==== Information given ====
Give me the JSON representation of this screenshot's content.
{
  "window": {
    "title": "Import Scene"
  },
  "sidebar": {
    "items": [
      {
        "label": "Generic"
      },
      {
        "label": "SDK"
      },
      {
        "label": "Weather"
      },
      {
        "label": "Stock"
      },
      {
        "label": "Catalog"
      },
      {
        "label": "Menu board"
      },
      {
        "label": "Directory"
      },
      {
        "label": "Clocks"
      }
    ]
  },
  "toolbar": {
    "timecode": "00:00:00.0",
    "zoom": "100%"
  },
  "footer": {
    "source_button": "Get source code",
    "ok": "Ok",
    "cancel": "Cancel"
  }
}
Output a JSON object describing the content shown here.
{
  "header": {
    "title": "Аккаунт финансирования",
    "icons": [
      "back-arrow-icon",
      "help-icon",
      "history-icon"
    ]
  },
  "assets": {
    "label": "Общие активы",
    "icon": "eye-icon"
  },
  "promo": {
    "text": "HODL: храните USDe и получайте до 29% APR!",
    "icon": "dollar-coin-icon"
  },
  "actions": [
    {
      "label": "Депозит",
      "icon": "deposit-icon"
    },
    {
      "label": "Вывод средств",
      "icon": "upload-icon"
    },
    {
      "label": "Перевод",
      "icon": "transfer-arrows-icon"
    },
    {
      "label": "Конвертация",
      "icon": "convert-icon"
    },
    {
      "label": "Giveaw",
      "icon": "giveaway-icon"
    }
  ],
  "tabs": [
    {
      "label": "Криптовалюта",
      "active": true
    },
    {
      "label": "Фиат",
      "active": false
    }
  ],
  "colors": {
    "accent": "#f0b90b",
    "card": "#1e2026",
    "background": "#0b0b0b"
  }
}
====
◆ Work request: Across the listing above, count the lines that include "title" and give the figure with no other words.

◆ Solution for this task: 2